▸ Work item: Pull each line containing "Preço" from the data.

=== Section Start ===

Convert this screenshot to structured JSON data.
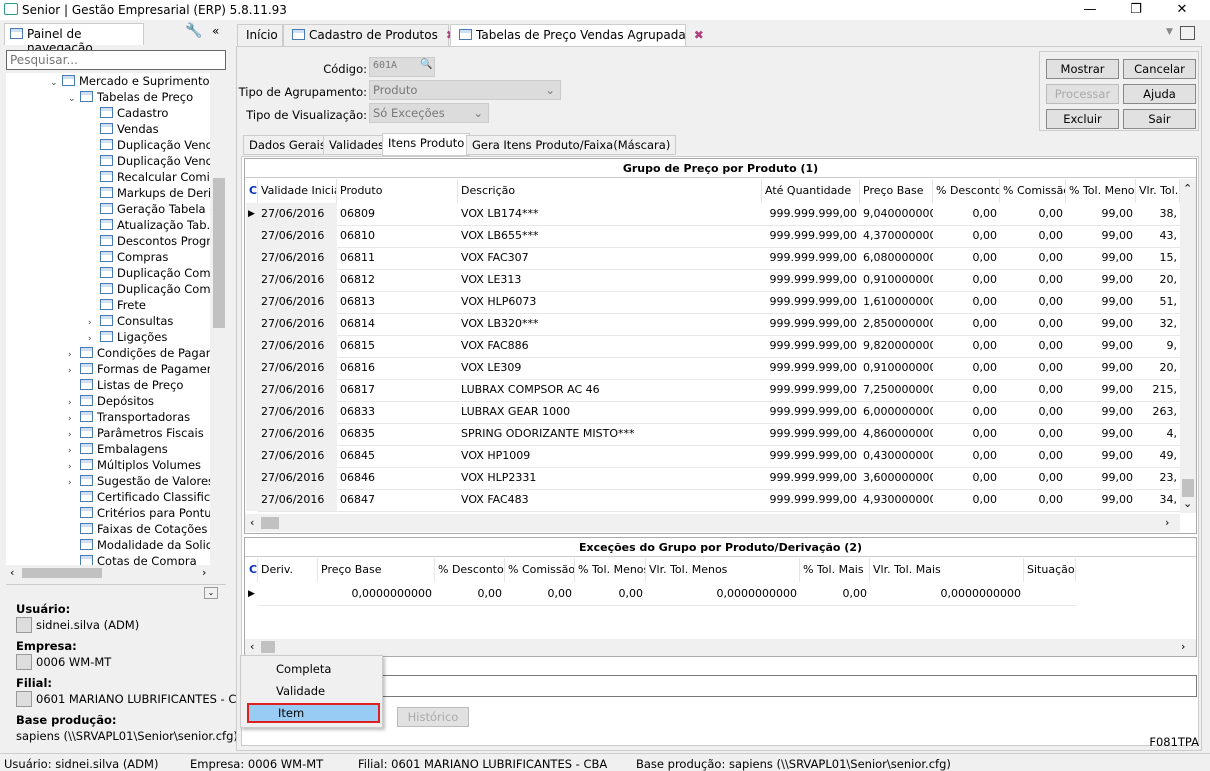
{
  "window": {
    "title": "Senior | Gestão Empresarial (ERP) 5.8.11.93",
    "minimize": "—",
    "maximize": "❐",
    "close": "✕"
  },
  "nav": {
    "tab": "Painel de navegação",
    "search_placeholder": "Pesquisar...",
    "tree": [
      {
        "label": "Mercado e Suprimentos",
        "level": 1,
        "chev": "v"
      },
      {
        "label": "Tabelas de Preço",
        "level": 2,
        "chev": "v"
      },
      {
        "label": "Cadastro",
        "level": 3
      },
      {
        "label": "Vendas",
        "level": 3
      },
      {
        "label": "Duplicação Venc",
        "level": 3
      },
      {
        "label": "Duplicação Venc",
        "level": 3
      },
      {
        "label": "Recalcular Comis",
        "level": 3
      },
      {
        "label": "Markups de Deri",
        "level": 3
      },
      {
        "label": "Geração Tabela c",
        "level": 3
      },
      {
        "label": "Atualização Tab.",
        "level": 3
      },
      {
        "label": "Descontos Progr",
        "level": 3
      },
      {
        "label": "Compras",
        "level": 3
      },
      {
        "label": "Duplicação Com",
        "level": 3
      },
      {
        "label": "Duplicação Com",
        "level": 3
      },
      {
        "label": "Frete",
        "level": 3
      },
      {
        "label": "Consultas",
        "level": 3,
        "chev": ">"
      },
      {
        "label": "Ligações",
        "level": 3,
        "chev": ">"
      },
      {
        "label": "Condições de Pagan",
        "level": 2,
        "chev": ">"
      },
      {
        "label": "Formas de Pagamen",
        "level": 2,
        "chev": ">"
      },
      {
        "label": "Listas de Preço",
        "level": 2
      },
      {
        "label": "Depósitos",
        "level": 2,
        "chev": ">"
      },
      {
        "label": "Transportadoras",
        "level": 2,
        "chev": ">"
      },
      {
        "label": "Parâmetros Fiscais",
        "level": 2,
        "chev": ">"
      },
      {
        "label": "Embalagens",
        "level": 2,
        "chev": ">"
      },
      {
        "label": "Múltiplos Volumes",
        "level": 2,
        "chev": ">"
      },
      {
        "label": "Sugestão de Valores",
        "level": 2,
        "chev": ">"
      },
      {
        "label": "Certificado Classifica",
        "level": 2
      },
      {
        "label": "Critérios para Pontu",
        "level": 2
      },
      {
        "label": "Faixas de Cotações",
        "level": 2
      },
      {
        "label": "Modalidade da Solic",
        "level": 2
      },
      {
        "label": "Cotas de Compra",
        "level": 2
      }
    ],
    "info": {
      "usuario_label": "Usuário:",
      "usuario": "sidnei.silva (ADM)",
      "empresa_label": "Empresa:",
      "empresa": "0006 WM-MT",
      "filial_label": "Filial:",
      "filial": "0601 MARIANO LUBRIFICANTES - CBA",
      "base_label": "Base produção:",
      "base": "sapiens (\\\\SRVAPL01\\Senior\\senior.cfg)"
    }
  },
  "doc_tabs": [
    {
      "label": "Início"
    },
    {
      "label": "Cadastro de Produtos"
    },
    {
      "label": "Tabelas de Preço Vendas Agrupada",
      "active": true
    }
  ],
  "form": {
    "codigo_label": "Código:",
    "codigo": "601A",
    "agrup_label": "Tipo de Agrupamento:",
    "agrup": "Produto",
    "visual_label": "Tipo de Visualização:",
    "visual": "Só Exceções",
    "buttons": {
      "mostrar": "Mostrar",
      "cancelar": "Cancelar",
      "processar": "Processar",
      "ajuda": "Ajuda",
      "excluir": "Excluir",
      "sair": "Sair",
      "historico": "Histórico"
    },
    "inner_tabs": [
      "Dados Gerais",
      "Validades",
      "Itens Produto",
      "Gera Itens Produto/Faixa(Máscara)"
    ],
    "code": "F081TPA"
  },
  "grid1": {
    "title": "Grupo de Preço por Produto (1)",
    "headers": [
      "C",
      "Validade Inicia",
      "Produto",
      "Descrição",
      "Até Quantidade",
      "Preço Base",
      "% Desconto",
      "% Comissão",
      "% Tol. Menos",
      "Vlr. Tol."
    ],
    "rows": [
      [
        "27/06/2016",
        "06809",
        "VOX LB174***",
        "999.999.999,00",
        "9,0400000000",
        "0,00",
        "0,00",
        "99,00",
        "38,"
      ],
      [
        "27/06/2016",
        "06810",
        "VOX LB655***",
        "999.999.999,00",
        "4,3700000000",
        "0,00",
        "0,00",
        "99,00",
        "43,"
      ],
      [
        "27/06/2016",
        "06811",
        "VOX FAC307",
        "999.999.999,00",
        "6,0800000000",
        "0,00",
        "0,00",
        "99,00",
        "15,"
      ],
      [
        "27/06/2016",
        "06812",
        "VOX LE313",
        "999.999.999,00",
        "0,9100000000",
        "0,00",
        "0,00",
        "99,00",
        "20,"
      ],
      [
        "27/06/2016",
        "06813",
        "VOX HLP6073",
        "999.999.999,00",
        "1,6100000000",
        "0,00",
        "0,00",
        "99,00",
        "51,"
      ],
      [
        "27/06/2016",
        "06814",
        "VOX LB320***",
        "999.999.999,00",
        "2,8500000000",
        "0,00",
        "0,00",
        "99,00",
        "32,"
      ],
      [
        "27/06/2016",
        "06815",
        "VOX FAC886",
        "999.999.999,00",
        "9,8200000000",
        "0,00",
        "0,00",
        "99,00",
        "9,"
      ],
      [
        "27/06/2016",
        "06816",
        "VOX LE309",
        "999.999.999,00",
        "0,9100000000",
        "0,00",
        "0,00",
        "99,00",
        "20,"
      ],
      [
        "27/06/2016",
        "06817",
        "LUBRAX COMPSOR AC 46",
        "999.999.999,00",
        "7,2500000000",
        "0,00",
        "0,00",
        "99,00",
        "215,"
      ],
      [
        "27/06/2016",
        "06833",
        "LUBRAX GEAR 1000",
        "999.999.999,00",
        "6,0000000000",
        "0,00",
        "0,00",
        "99,00",
        "263,"
      ],
      [
        "27/06/2016",
        "06835",
        "SPRING ODORIZANTE MISTO***",
        "999.999.999,00",
        "4,8600000000",
        "0,00",
        "0,00",
        "99,00",
        "4,"
      ],
      [
        "27/06/2016",
        "06845",
        "VOX HP1009",
        "999.999.999,00",
        "0,4300000000",
        "0,00",
        "0,00",
        "99,00",
        "49,"
      ],
      [
        "27/06/2016",
        "06846",
        "VOX HLP2331",
        "999.999.999,00",
        "3,6000000000",
        "0,00",
        "0,00",
        "99,00",
        "23,"
      ],
      [
        "27/06/2016",
        "06847",
        "VOX FAC483",
        "999.999.999,00",
        "4,9300000000",
        "0,00",
        "0,00",
        "99,00",
        "34,"
      ]
    ]
  },
  "grid2": {
    "title": "Exceções do Grupo por Produto/Derivação (2)",
    "headers": [
      "C",
      "Deriv.",
      "Preço Base",
      "% Desconto",
      "% Comissão",
      "% Tol. Menos",
      "Vlr. Tol. Menos",
      "% Tol. Mais",
      "Vlr. Tol. Mais",
      "Situação"
    ],
    "rows": [
      [
        "",
        "0,0000000000",
        "0,00",
        "0,00",
        "0,00",
        "0,0000000000",
        "0,00",
        "0,0000000000",
        ""
      ]
    ]
  },
  "menu": {
    "items": [
      "Completa",
      "Validade",
      "Item"
    ],
    "selected": "Item"
  },
  "status": {
    "usuario": "Usuário: sidnei.silva (ADM)",
    "empresa": "Empresa: 0006 WM-MT",
    "filial": "Filial: 0601 MARIANO LUBRIFICANTES - CBA",
    "base": "Base produção: sapiens (\\\\SRVAPL01\\Senior\\senior.cfg)"
  }
}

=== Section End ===

▸ Result below:
        "label": "Tabelas de Preço",
        "label": "Listas de Preço",
      "label": "Tabelas de Preço Vendas Agrupada",
    "title": "Grupo de Preço por Produto (1)",
      "Preço Base",
      "Preço Base",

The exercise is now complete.